The effect of human-animal interaction on health is not fully understood because it is difficult to study. Most evidence on the benefits of having a pet comes from surveys of current health, but that means it is impossible to know if a person is in good health because she has a pet or if he is more likely to get a pet because he is in good health. Someone whose health is poor may decide he does not have the time or energy to care for a pet. The German study described above suggests that having a pet for a longer period of time is more beneficial to your health; but it is also possible that people with pets have less time to spare to go to the doctor or are less concerned about their own health, especially minor ailments.
So, has this case caused me to throw in the towel and abandon the theory that humans are the only species to keep pets? I have to admit that the capuchin-marmoset relationship has caused me moments of doubt. I am not, however, ready to give up the idea for a couple of reasons.
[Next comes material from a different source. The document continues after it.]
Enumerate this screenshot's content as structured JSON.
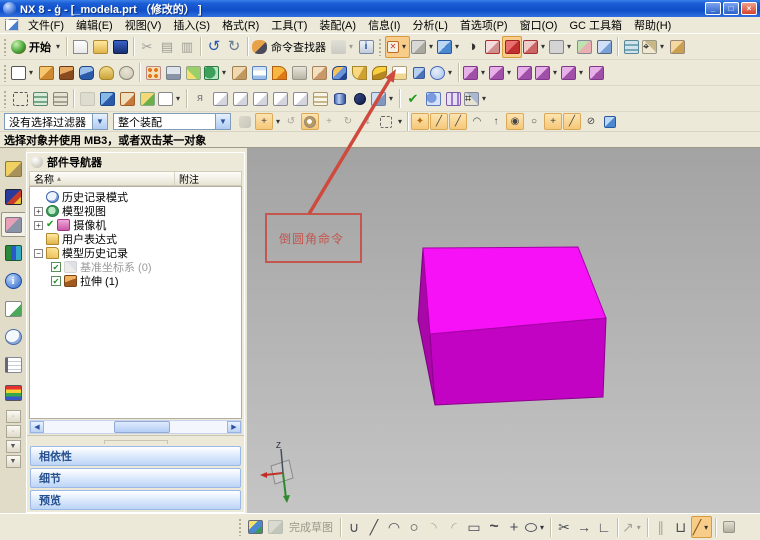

First, while the capuchins were not confined, the situation was not completely natural as they were given food every day as part of a program designed to promote ecotourism at the research site. Second, it is unclear whether this is pet-keeping or adoption In their article, the researchers called it adoption, but in an e-mail Dorothy agreed with me that there is an obvious parallel between with the relationship that the capuchins had with Fortunata and that I have with my cat Tilly, who I also play with, feed, and converse with in baby-talk.
As I explore in my new book , there are two problems with these claims. First, there are a similar number of studies that suggest that pets have no or even a slight negative impact on health. Second, pet owners don’t live any longer than those who have never entertained the idea of having an animal about the house, which they should if the claims were true. And even if they were real, these supposed health benefits only apply to today’s stressed urbanites, not their hunter-gatherer ancestors, so they cannot be considered as the reason that we began keeping pets in the first place.
Respect for animal welfare is often based on the belief that non-human animals are sentient and that consideration should be given to their well-being or suffering , especially when they are under the care of humans. 4 These concerns can include how animals are slaughtered for food, how they are used in scientific research, how they are kept (as pets, in zoos, farms, circuses, etc.), and how human activities affect the welfare and survival of wild species.